Synth pop from Sufjan Stevens is something you don’t realize you need until you hear it. The song is in his 2020 album The Ascension and the music video features “Renegade” dance creator Jalaiah Harmon. Stevens’ statement says that “she is dancing for herself, not anyone else. Her choreography is sophisticated, nuanced, and fun. She is a star. She keeps it real. She keeps it moving. She keeps it true. What a blessing!”


Joan of Arc on the Dance Floor – Aly & AJ

It’s a feminist synth pop song, and it’s a banger! The video pays homage to “The Passion of Joan of Arc” (1928).


Afterglow – Luna Li

“You got some dust in your head / We ran out of things to have said / No-oh, I’ll catch you in the afterglow,” Luna Li sings in “Afterglow”. With some beautiful instrumentals featuring harp and violin, this song feels like a stroll through a garden as the sun sets on a warm evening.



Every woman’s felt like this song at least once (or many times)… right? Favorite lyrics: “I keep on licking the dirt off the ground / Singing along to the idiot sounds”


Call Me – Empress Of

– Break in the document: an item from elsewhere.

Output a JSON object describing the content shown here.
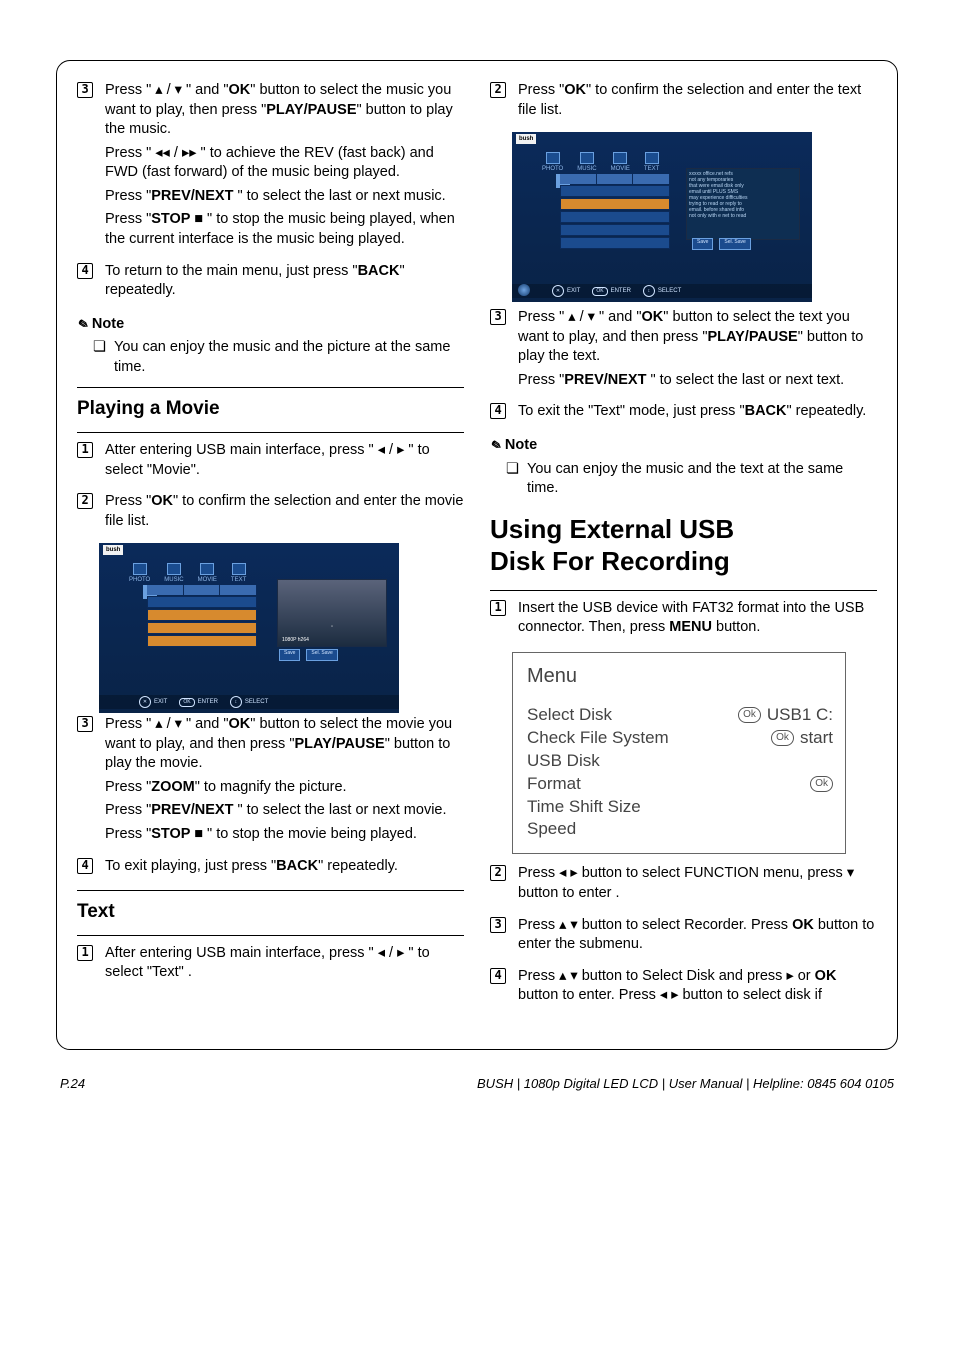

Lines like “Call me, call me, call me your disaster” against pretty dream pop instrumentals almost makes one forget that the song was made for the horror movie “The Turning”. “Call Me” is different from Empress Of’s usual dance pop sound, so it was interesting to hear her do something different. She also released her third album, I’m Your Empress Of, in 2020.